## What the exercise asks
Key in the whole listing below again, keeping every word as it is.

## Exercise data
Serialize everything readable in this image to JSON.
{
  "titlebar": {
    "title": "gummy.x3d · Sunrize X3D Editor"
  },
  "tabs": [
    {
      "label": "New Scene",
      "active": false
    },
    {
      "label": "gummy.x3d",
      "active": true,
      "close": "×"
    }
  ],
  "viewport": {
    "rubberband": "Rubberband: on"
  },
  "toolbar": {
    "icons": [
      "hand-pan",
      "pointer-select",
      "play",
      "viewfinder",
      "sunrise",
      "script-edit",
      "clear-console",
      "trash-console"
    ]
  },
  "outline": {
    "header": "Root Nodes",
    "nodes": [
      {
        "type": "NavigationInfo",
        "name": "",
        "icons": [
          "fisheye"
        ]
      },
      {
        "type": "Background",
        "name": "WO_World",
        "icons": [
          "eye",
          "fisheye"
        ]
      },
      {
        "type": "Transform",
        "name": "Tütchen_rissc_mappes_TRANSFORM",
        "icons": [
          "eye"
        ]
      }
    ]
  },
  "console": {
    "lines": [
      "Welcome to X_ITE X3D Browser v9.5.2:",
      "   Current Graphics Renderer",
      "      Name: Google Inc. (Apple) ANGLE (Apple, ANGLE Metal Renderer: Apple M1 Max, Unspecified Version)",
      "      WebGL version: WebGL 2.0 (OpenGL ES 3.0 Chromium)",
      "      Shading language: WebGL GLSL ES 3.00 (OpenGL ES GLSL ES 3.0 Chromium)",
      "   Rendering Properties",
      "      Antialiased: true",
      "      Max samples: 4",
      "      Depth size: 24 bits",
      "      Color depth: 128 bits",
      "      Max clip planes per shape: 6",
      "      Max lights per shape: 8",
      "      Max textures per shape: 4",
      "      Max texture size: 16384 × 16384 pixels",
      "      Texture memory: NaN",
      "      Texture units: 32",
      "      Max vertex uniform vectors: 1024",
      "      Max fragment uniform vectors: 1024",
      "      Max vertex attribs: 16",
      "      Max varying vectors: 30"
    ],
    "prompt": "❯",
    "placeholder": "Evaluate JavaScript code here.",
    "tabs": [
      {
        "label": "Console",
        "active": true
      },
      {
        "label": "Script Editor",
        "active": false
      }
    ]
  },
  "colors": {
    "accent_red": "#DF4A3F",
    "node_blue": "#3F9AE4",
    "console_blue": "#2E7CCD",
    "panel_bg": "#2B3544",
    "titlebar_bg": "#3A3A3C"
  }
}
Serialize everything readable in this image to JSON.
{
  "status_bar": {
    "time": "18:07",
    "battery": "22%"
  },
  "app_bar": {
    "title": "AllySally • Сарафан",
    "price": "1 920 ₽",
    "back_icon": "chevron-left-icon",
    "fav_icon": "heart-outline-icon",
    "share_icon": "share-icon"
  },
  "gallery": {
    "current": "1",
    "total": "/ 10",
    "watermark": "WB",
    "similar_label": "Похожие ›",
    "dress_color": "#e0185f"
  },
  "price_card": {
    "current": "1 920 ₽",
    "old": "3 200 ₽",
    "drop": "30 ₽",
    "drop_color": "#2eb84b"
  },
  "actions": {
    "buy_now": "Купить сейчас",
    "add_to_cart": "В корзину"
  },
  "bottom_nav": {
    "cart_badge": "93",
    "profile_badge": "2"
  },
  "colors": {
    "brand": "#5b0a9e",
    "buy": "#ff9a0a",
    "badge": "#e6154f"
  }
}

## Answer to the exercise
Serialize everything readable in this image to JSON.
{
  "titlebar": {
    "title": "gummy.x3d · Sunrize X3D Editor"
  },
  "tabs": [
    {
      "label": "New Scene",
      "active": false
    },
    {
      "label": "gummy.x3d",
      "active": true,
      "close": "×"
    }
  ],
  "viewport": {
    "rubberband": "Rubberband: on"
  },
  "toolbar": {
    "icons": [
      "hand-pan",
      "pointer-select",
      "play",
      "viewfinder",
      "sunrise",
      "script-edit",
      "clear-console",
      "trash-console"
    ]
  },
  "outline": {
    "header": "Root Nodes",
    "nodes": [
      {
        "type": "NavigationInfo",
        "name": "",
        "icons": [
          "fisheye"
        ]
      },
      {
        "type": "Background",
        "name": "WO_World",
        "icons": [
          "eye",
          "fisheye"
        ]
      },
      {
        "type": "Transform",
        "name": "Tütchen_rissc_mappes_TRANSFORM",
        "icons": [
          "eye"
        ]
      }
    ]
  },
  "console": {
    "lines": [
      "Welcome to X_ITE X3D Browser v9.5.2:",
      "   Current Graphics Renderer",
      "      Name: Google Inc. (Apple) ANGLE (Apple, ANGLE Metal Renderer: Apple M1 Max, Unspecified Version)",
      "      WebGL version: WebGL 2.0 (OpenGL ES 3.0 Chromium)",
      "      Shading language: WebGL GLSL ES 3.00 (OpenGL ES GLSL ES 3.0 Chromium)",
      "   Rendering Properties",
      "      Antialiased: true",
      "      Max samples: 4",
      "      Depth size: 24 bits",
      "      Color depth: 128 bits",
      "      Max clip planes per shape: 6",
      "      Max lights per shape: 8",
      "      Max textures per shape: 4",
      "      Max texture size: 16384 × 16384 pixels",
      "      Texture memory: NaN",
      "      Texture units: 32",
      "      Max vertex uniform vectors: 1024",
      "      Max fragment uniform vectors: 1024",
      "      Max vertex attribs: 16",
      "      Max varying vectors: 30"
    ],
    "prompt": "❯",
    "placeholder": "Evaluate JavaScript code here.",
    "tabs": [
      {
        "label": "Console",
        "active": true
      },
      {
        "label": "Script Editor",
        "active": false
      }
    ]
  },
  "colors": {
    "accent_red": "#DF4A3F",
    "node_blue": "#3F9AE4",
    "console_blue": "#2E7CCD",
    "panel_bg": "#2B3544",
    "titlebar_bg": "#3A3A3C"
  }
}
Serialize everything readable in this image to JSON.
{
  "status_bar": {
    "time": "18:07",
    "battery": "22%"
  },
  "app_bar": {
    "title": "AllySally • Сарафан",
    "price": "1 920 ₽",
    "back_icon": "chevron-left-icon",
    "fav_icon": "heart-outline-icon",
    "share_icon": "share-icon"
  },
  "gallery": {
    "current": "1",
    "total": "/ 10",
    "watermark": "WB",
    "similar_label": "Похожие ›",
    "dress_color": "#e0185f"
  },
  "price_card": {
    "current": "1 920 ₽",
    "old": "3 200 ₽",
    "drop": "30 ₽",
    "drop_color": "#2eb84b"
  },
  "actions": {
    "buy_now": "Купить сейчас",
    "add_to_cart": "В корзину"
  },
  "bottom_nav": {
    "cart_badge": "93",
    "profile_badge": "2"
  },
  "colors": {
    "brand": "#5b0a9e",
    "buy": "#ff9a0a",
    "badge": "#e6154f"
  }
}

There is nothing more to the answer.